FoodDB IDFDB021799
KNApSAcK IDNot Available
Chemspider ID9789
KEGG Compound IDNot Available
BioCyc IDNot Available
BiGG IDNot Available
Wikipedia LinkEpitestosterone
NuGOwiki LinkHMDB00628
Metagene LinkHMDB00628
PubChem Compound10204
ChEBI IDNot Available
Synthesis ReferenceAlvarez, Francisco. Steroids. CCXLIX. A new synthesis of epitestosterone from pregnenolone acetate via nitrosation. Steroids (1963), 2(4), 393-8.
Material Safety Data Sheet (MSDS)Download (PDF)
General References
  1. Falk O, Palonek E, Bjorkhem I: Effect of ethanol on the ratio between testosterone and epitestosterone in urine. Clin Chem. 1988 Jul;34(7):1462-4. [PubMed:3390919 ]
  2. Kicman AT, Oftebro H, Walker C, Norman N, Cowan DA: Potential use of ketoconazole in a dynamic endocrine test to differentiate between biological outliers and testosterone use by athletes. Clin Chem. 1993 Sep;39(9):1798-803. [PubMed:8375050 ]
  3. Riondino G, Strollo F: [Age-dependent changes in epitestosterone urinary excretion in man]. Boll Soc Ital Biol Sper. 1981 Nov 30;57(22):2215-21. [PubMed:7326107 ]
  4. Starka L: Epitestosterone. J Steroid Biochem Mol Biol. 2003 Oct;87(1):27-34. [PubMed:14630088 ]
  5. Marenich LP: [Effect of chorionic gonadotropin on the urinary excretion of testosterone and other androgens in healthy men and those with coronary arteriosclerosis]. Kardiologiia. 1979 Jun;19(6):76-9. [PubMed:156806 ]
  6. Aguilera R, Hatton CK, Catlin DH: Detection of epitestosterone doping by isotope ratio mass spectrometry. Clin Chem. 2002;48(4):629-36. [PubMed:11901061 ]
  7. Bicikova M, Hampl R, Hill M, Starka L: Inhibition of steroid 17 alpha-hydroxylase and C17,20-lyase in the human testis by epitestosterone. J Steroid Biochem Mol Biol. 1993 Oct;46(4):515-8. [PubMed:8217882 ]
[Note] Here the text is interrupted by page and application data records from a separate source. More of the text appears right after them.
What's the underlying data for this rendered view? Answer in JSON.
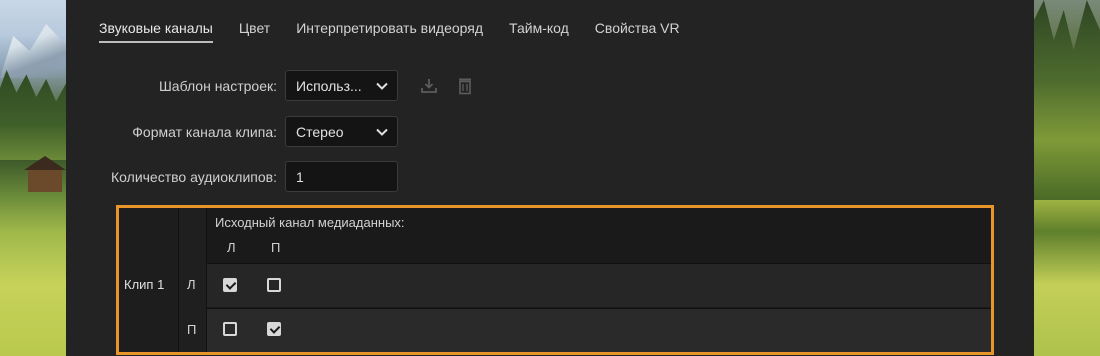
{
  "tabs": [
    {
      "label": "Звуковые каналы",
      "active": true
    },
    {
      "label": "Цвет"
    },
    {
      "label": "Интерпретировать видеоряд"
    },
    {
      "label": "Тайм-код"
    },
    {
      "label": "Свойства VR"
    }
  ],
  "preset": {
    "label": "Шаблон настроек:",
    "value": "Использ..."
  },
  "clip_format": {
    "label": "Формат канала клипа:",
    "value": "Стерео"
  },
  "audio_clips": {
    "label": "Количество аудиоклипов:",
    "value": "1"
  },
  "matrix": {
    "title": "Исходный канал медиаданных:",
    "columns": [
      "Л",
      "П"
    ],
    "clip_label": "Клип 1",
    "rows": [
      {
        "channel": "Л",
        "checks": [
          true,
          false
        ]
      },
      {
        "channel": "П",
        "checks": [
          false,
          true
        ]
      }
    ],
    "highlight_color": "#e8952b"
  },
  "icons": {
    "save": "download-icon",
    "delete": "trash-icon",
    "dropdown": "chevron-down-icon"
  }
}
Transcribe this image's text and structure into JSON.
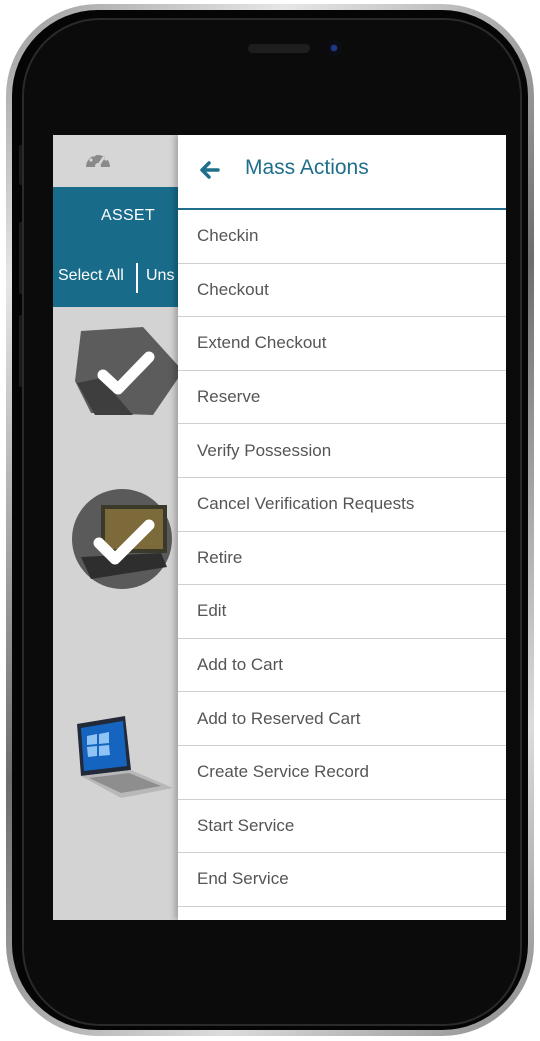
{
  "background_app": {
    "header_label": "ASSET",
    "select_all_label": "Select All",
    "unselect_label": "Uns",
    "dashboard_icon": "speedometer-icon",
    "brand_color": "#186c8a"
  },
  "drawer": {
    "back_icon": "arrow-left-icon",
    "title": "Mass Actions",
    "accent_color": "#1f6f8c",
    "items": [
      {
        "label": "Checkin"
      },
      {
        "label": "Checkout"
      },
      {
        "label": "Extend Checkout"
      },
      {
        "label": "Reserve"
      },
      {
        "label": "Verify Possession"
      },
      {
        "label": "Cancel Verification Requests"
      },
      {
        "label": "Retire"
      },
      {
        "label": "Edit"
      },
      {
        "label": "Add to Cart"
      },
      {
        "label": "Add to Reserved Cart"
      },
      {
        "label": "Create Service Record"
      },
      {
        "label": "Start Service"
      },
      {
        "label": "End Service"
      }
    ]
  }
}
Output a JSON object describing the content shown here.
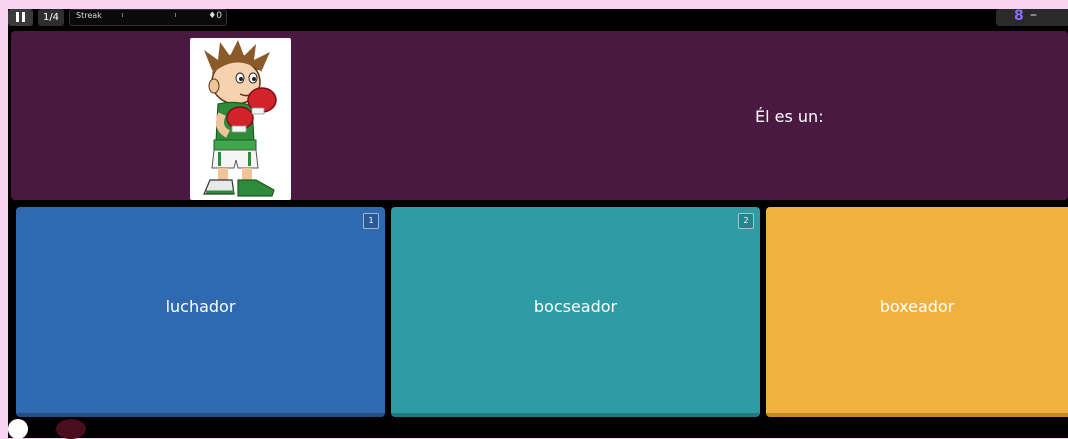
{
  "topbar": {
    "question_counter": "1/4",
    "streak_label": "Streak",
    "streak_value": "0",
    "score": "8",
    "score_suffix": "–"
  },
  "question": {
    "text": "Él es un:",
    "image_icon": "boxer-cartoon"
  },
  "answers": [
    {
      "label": "luchador",
      "number": "1",
      "color": "#2f6ab0"
    },
    {
      "label": "bocseador",
      "number": "2",
      "color": "#2d9ca5"
    },
    {
      "label": "boxeador",
      "color": "#efb23f"
    }
  ],
  "colors": {
    "page_background": "#f7d3f0",
    "question_panel": "#4a1942",
    "score_accent": "#8a6cf7"
  }
}
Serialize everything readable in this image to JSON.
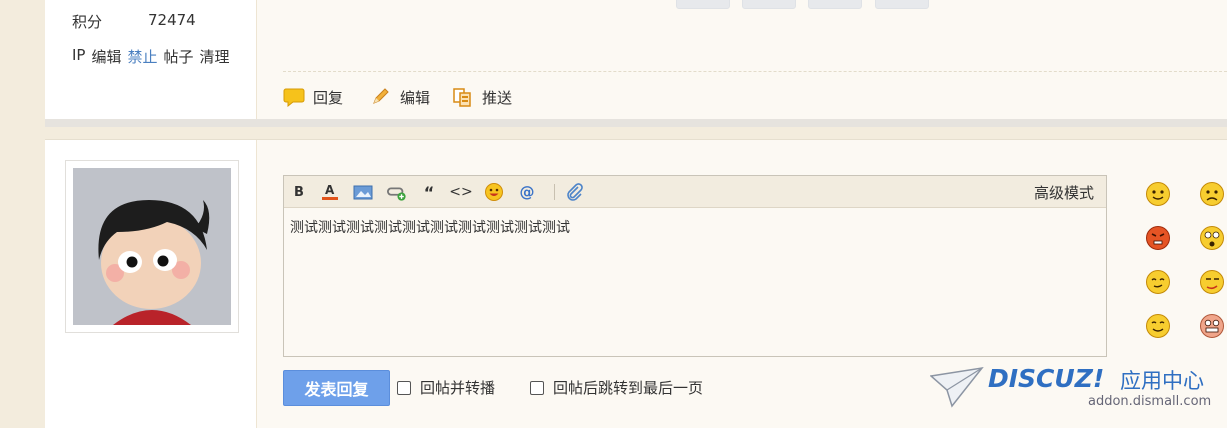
{
  "profile": {
    "points_label": "积分",
    "points_value": "72474",
    "admin_links": [
      "IP",
      "编辑",
      "禁止",
      "帖子",
      "清理"
    ]
  },
  "post_actions": {
    "reply": "回复",
    "edit": "编辑",
    "push": "推送"
  },
  "editor": {
    "advanced_mode": "高级模式",
    "content": "测试测试测试测试测试测试测试测试测试测试",
    "toolbar_bold": "B",
    "toolbar_quote": "“",
    "toolbar_code": "<>",
    "toolbar_at": "@"
  },
  "reply_form": {
    "submit_label": "发表回复",
    "option_forward": "回帖并转播",
    "option_jump_last": "回帖后跳转到最后一页"
  },
  "watermark": {
    "brand": "DISCUZ!",
    "brand_suffix": "应用中心",
    "url": "addon.dismall.com"
  },
  "colors": {
    "accent_blue": "#6ea0ea",
    "link_blue": "#4a7fc0",
    "page_bg": "#f3ecdd"
  }
}
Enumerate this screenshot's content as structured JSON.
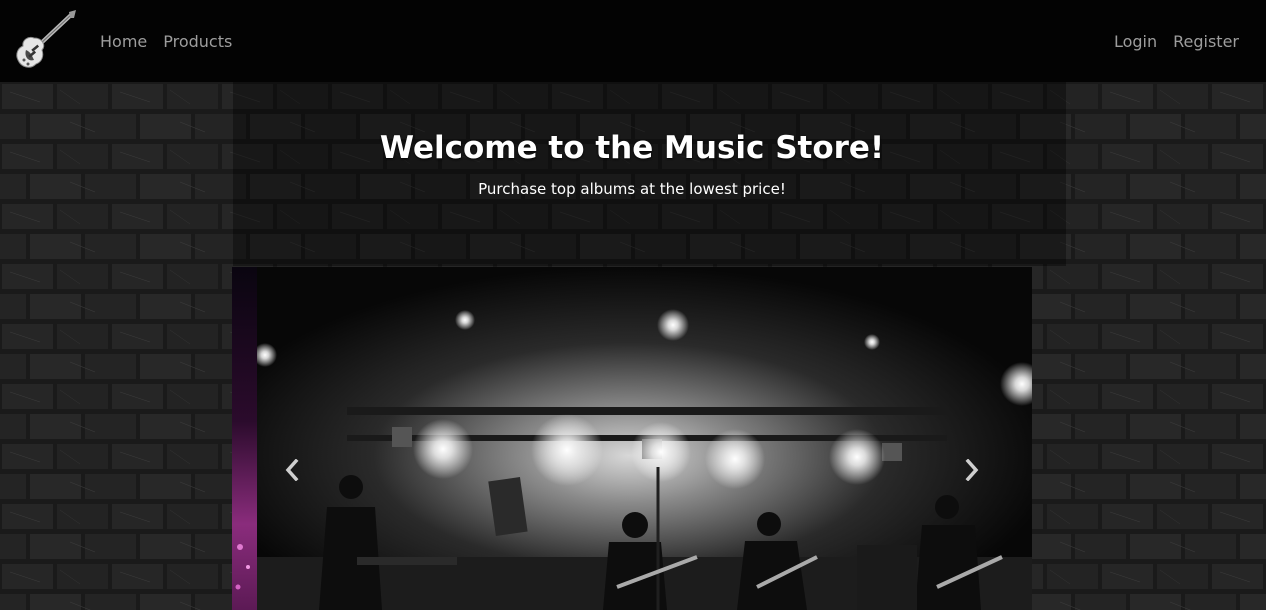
{
  "navbar": {
    "brand_icon": "guitar-icon",
    "left_links": [
      {
        "label": "Home"
      },
      {
        "label": "Products"
      }
    ],
    "right_links": [
      {
        "label": "Login"
      },
      {
        "label": "Register"
      }
    ]
  },
  "hero": {
    "title": "Welcome to the Music Store!",
    "subtitle": "Purchase top albums at the lowest price!",
    "background": "brick-wall"
  },
  "carousel": {
    "active_slide": "concert-stage-photo",
    "prev_icon": "chevron-left-icon",
    "next_icon": "chevron-right-icon"
  },
  "colors": {
    "navbar_bg": "#030303",
    "nav_link": "#9d9d9d",
    "hero_text": "#ffffff"
  }
}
  8. Havlikova H, Hill M, Hampl R, Starka L: Sex- and age-related changes in epitestosterone in relation to pregnenolone sulfate and testosterone in normal subjects. J Clin Endocrinol Metab. 2002 May;87(5):2225-31. [PubMed:11994368 ]
  9. Yamamoto Y, Peric-Golia P, Osawa Y, Kirdani RY, Sanberg AA: Androgen metabolism in sheep. Steroids. 1978 Oct;32(3):373-88. [PubMed:715826 ]
  10. Kicman AT, Coutts SB, Cowan DA, Handelsman DJ, Howe CJ, Burring S, Wu FC: Adrenal and gonadal contributions to urinary excretion and plasma concentration of epitestosterone in men--effect of adrenal stimulation and implications for detection of testosterone abuse. Clin Endocrinol (Oxf). 1999 May;50(5):661-8. [PubMed:10468933 ]